| WHAT IS NEEDED |
Start to finish, retype the entries exactly while omitting the pictures.

| EXERCISE MATERIAL |
◇ ◇ ◇
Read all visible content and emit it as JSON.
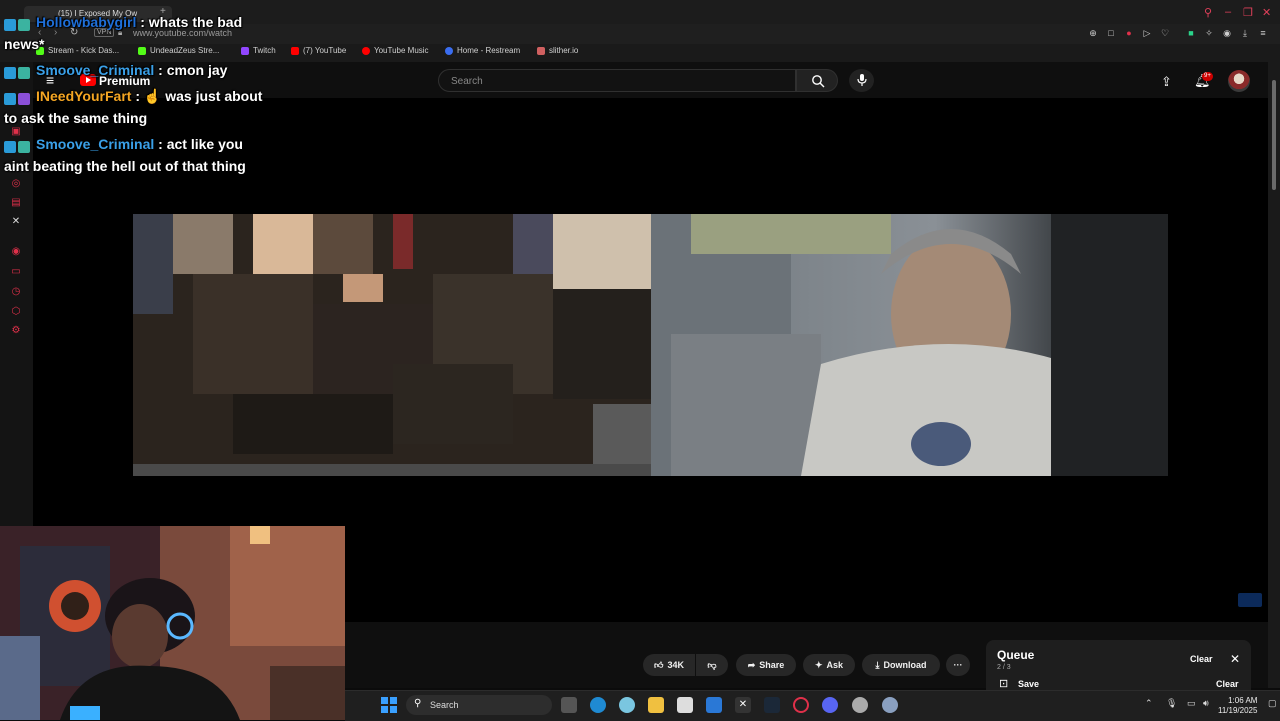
{
  "browser": {
    "tab_title": "(15) I Exposed My Ow",
    "vpn_label": "VPN",
    "url": "www.youtube.com/watch",
    "bookmarks": [
      {
        "label": "Stream - Kick Das...",
        "color": "#53fc18"
      },
      {
        "label": "UndeadZeus Stre...",
        "color": "#53fc18"
      },
      {
        "label": "Twitch",
        "color": "#9146ff"
      },
      {
        "label": "(7) YouTube",
        "color": "#ff0000"
      },
      {
        "label": "YouTube Music",
        "color": "#ff0000"
      },
      {
        "label": "Home - Restream",
        "color": "#3a6df0"
      },
      {
        "label": "slither.io",
        "color": "#d06060"
      }
    ]
  },
  "youtube": {
    "premium_label": "Premium",
    "search_placeholder": "Search",
    "notification_count": "9+"
  },
  "chat": [
    {
      "user": "Hollowbabygirl",
      "user_color": "#1e6fd9",
      "sep": " : ",
      "text": "whats the bad",
      "cont": "news*"
    },
    {
      "user": "Smoove_Criminal",
      "user_color": "#3aa0e8",
      "sep": " : ",
      "text": "cmon jay",
      "cont": ""
    },
    {
      "user": "INeedYourFart",
      "user_color": "#f5a623",
      "sep": " : ",
      "text": "☝️ was just about",
      "cont": "to ask the same thing"
    },
    {
      "user": "Smoove_Criminal",
      "user_color": "#3aa0e8",
      "sep": " : ",
      "text": "act like you",
      "cont": "aint beating the hell out of that thing"
    }
  ],
  "video_actions": {
    "like_count": "34K",
    "share_label": "Share",
    "ask_label": "Ask",
    "download_label": "Download",
    "more_label": "···"
  },
  "queue": {
    "title": "Queue",
    "position": "2 / 3",
    "clear_label": "Clear",
    "save_label": "Save",
    "clear2_label": "Clear"
  },
  "taskbar": {
    "search_label": "Search",
    "time": "1:06 AM",
    "date": "11/19/2025"
  }
}
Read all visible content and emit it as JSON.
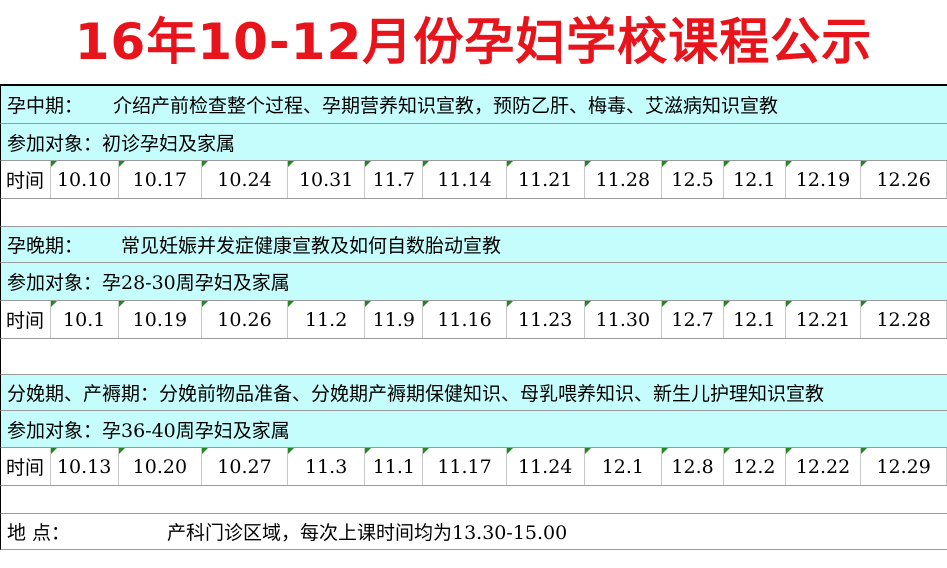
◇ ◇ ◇
| OUTPUT |
Read all visible content and emit it as JSON.
{
  "browser": {
    "tab_title": "(15) I Exposed My Ow",
    "vpn_label": "VPN",
    "url": "www.youtube.com/watch",
    "bookmarks": [
      {
        "label": "Stream - Kick Das...",
        "color": "#53fc18"
      },
      {
        "label": "UndeadZeus Stre...",
        "color": "#53fc18"
      },
      {
        "label": "Twitch",
        "color": "#9146ff"
      },
      {
        "label": "(7) YouTube",
        "color": "#ff0000"
      },
      {
        "label": "YouTube Music",
        "color": "#ff0000"
      },
      {
        "label": "Home - Restream",
        "color": "#3a6df0"
      },
      {
        "label": "slither.io",
        "color": "#d06060"
      }
    ]
  },
  "youtube": {
    "premium_label": "Premium",
    "search_placeholder": "Search",
    "notification_count": "9+"
  },
  "chat": [
    {
      "user": "Hollowbabygirl",
      "user_color": "#1e6fd9",
      "sep": " : ",
      "text": "whats the bad",
      "cont": "news*"
    },
    {
      "user": "Smoove_Criminal",
      "user_color": "#3aa0e8",
      "sep": " : ",
      "text": "cmon jay",
      "cont": ""
    },
    {
      "user": "INeedYourFart",
      "user_color": "#f5a623",
      "sep": " : ",
      "text": "☝️ was just about",
      "cont": "to ask the same thing"
    },
    {
      "user": "Smoove_Criminal",
      "user_color": "#3aa0e8",
      "sep": " : ",
      "text": "act like you",
      "cont": "aint beating the hell out of that thing"
    }
  ],
  "video_actions": {
    "like_count": "34K",
    "share_label": "Share",
    "ask_label": "Ask",
    "download_label": "Download",
    "more_label": "···"
  },
  "queue": {
    "title": "Queue",
    "position": "2 / 3",
    "clear_label": "Clear",
    "save_label": "Save",
    "clear2_label": "Clear"
  },
  "taskbar": {
    "search_label": "Search",
    "time": "1:06 AM",
    "date": "11/19/2025"
  }
}
Read all visible content and emit it as JSON.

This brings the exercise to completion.